Extracted records START
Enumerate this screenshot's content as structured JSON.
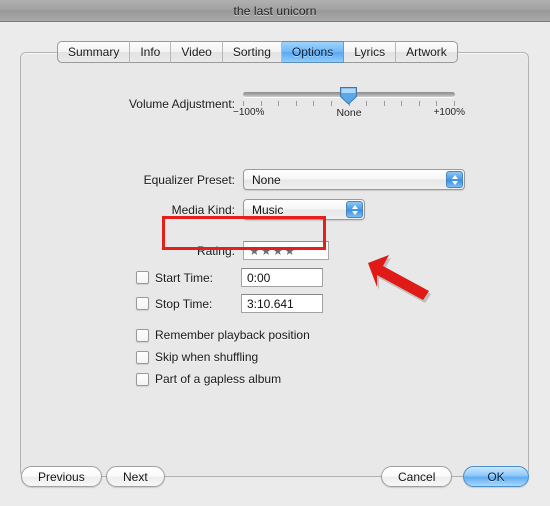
{
  "window": {
    "title": "the last unicorn"
  },
  "tabs": [
    {
      "label": "Summary",
      "active": false
    },
    {
      "label": "Info",
      "active": false
    },
    {
      "label": "Video",
      "active": false
    },
    {
      "label": "Sorting",
      "active": false
    },
    {
      "label": "Options",
      "active": true
    },
    {
      "label": "Lyrics",
      "active": false
    },
    {
      "label": "Artwork",
      "active": false
    }
  ],
  "options": {
    "volume": {
      "label": "Volume Adjustment:",
      "min_label": "−100%",
      "mid_label": "None",
      "max_label": "+100%",
      "value": "None",
      "tick_count": 13
    },
    "equalizer": {
      "label": "Equalizer Preset:",
      "value": "None"
    },
    "media_kind": {
      "label": "Media Kind:",
      "value": "Music"
    },
    "rating": {
      "label": "Rating:",
      "value": 4,
      "max": 5,
      "star_glyph": "★",
      "empty_glyph": "·",
      "highlight_color": "#e41f1c"
    },
    "start_time": {
      "label": "Start Time:",
      "value": "0:00",
      "checked": false
    },
    "stop_time": {
      "label": "Stop Time:",
      "value": "3:10.641",
      "checked": false
    },
    "checkboxes": [
      {
        "label": "Remember playback position",
        "checked": false
      },
      {
        "label": "Skip when shuffling",
        "checked": false
      },
      {
        "label": "Part of a gapless album",
        "checked": false
      }
    ]
  },
  "buttons": {
    "previous": "Previous",
    "next": "Next",
    "cancel": "Cancel",
    "ok": "OK"
  },
  "annotation": {
    "arrow_color": "#e01b17",
    "points_at": "rating-field"
  }
}
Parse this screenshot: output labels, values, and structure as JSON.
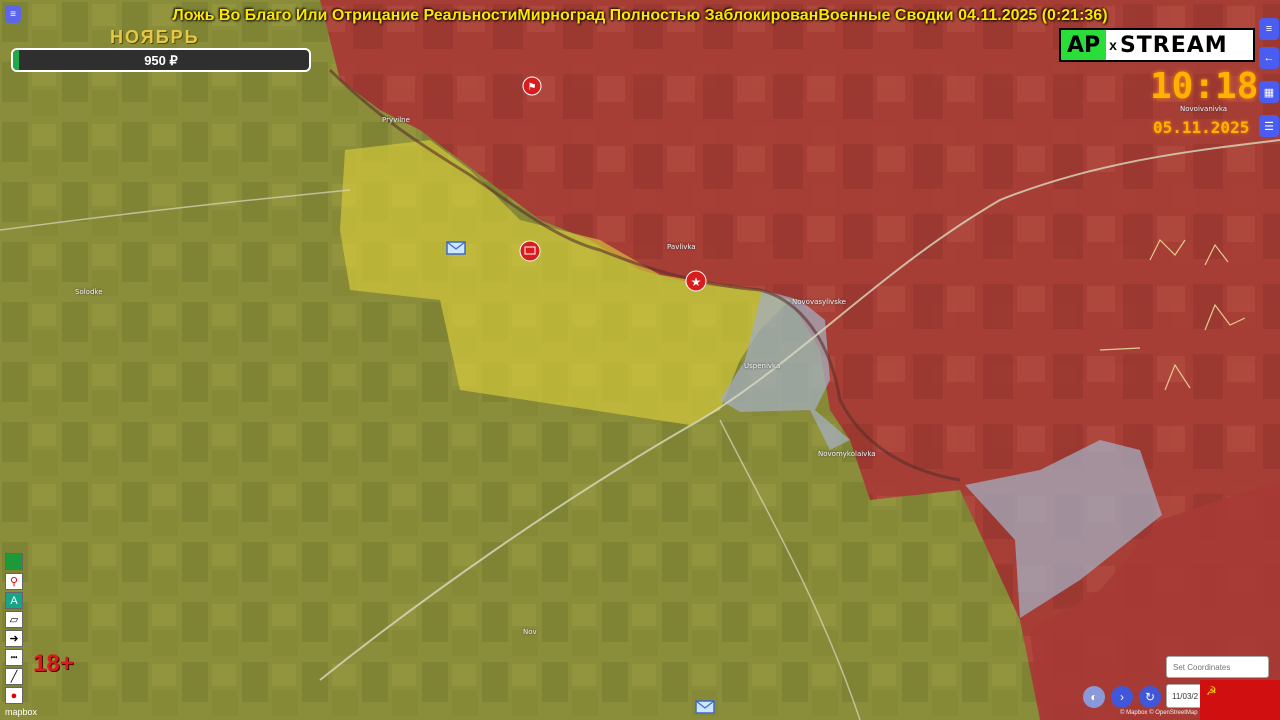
{
  "stream_title": "Ложь Во Благо Или Отрицание РеальностиМирноград Полностью ЗаблокированВоенные Сводки 04.11.2025 (0:21:36)",
  "month_label": "НОЯБРЬ",
  "donation_bar": {
    "amount_label": "950 ₽",
    "fill_fraction": 0.02
  },
  "brand": {
    "left": "AP",
    "separator": "x",
    "right": "STREAM"
  },
  "clock": {
    "time": "10:18",
    "date": "05.11.2025"
  },
  "age_rating": "18+",
  "map": {
    "places": {
      "novoivanivka": "Novoivanivka",
      "pryvilne": "Pryvilne",
      "pavlivka": "Pavlivka",
      "novovasylivske": "Novovasylivske",
      "uspenivka": "Uspenivka",
      "novomykolaivka": "Novomykolaivka",
      "solodke": "Solodke",
      "nov": "Nov"
    },
    "colors": {
      "controlled_red": "#a83a36",
      "contested_yellow": "#cfc63c",
      "gray_zone": "#9aa6b8",
      "farmland": "#8a8d3a"
    },
    "markers": [
      "flag-marker",
      "building-marker",
      "star-marker",
      "mail-marker",
      "mail-marker-bottom"
    ]
  },
  "controls": {
    "set_coordinates_placeholder": "Set Coordinates",
    "date_value": "11/03/2",
    "mapbox_logo": "mapbox",
    "attribution": "© Mapbox © OpenStreetMap"
  },
  "side_buttons": [
    "settings-icon",
    "back-arrow-icon",
    "table-icon",
    "list-icon"
  ],
  "tools": [
    "green-square",
    "pin",
    "text-a",
    "polygon",
    "arrow",
    "dashed-line",
    "line",
    "marker"
  ]
}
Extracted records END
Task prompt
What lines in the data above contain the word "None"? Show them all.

Task result
      "mid_label": "None",
      "value": "None",
      "value": "None"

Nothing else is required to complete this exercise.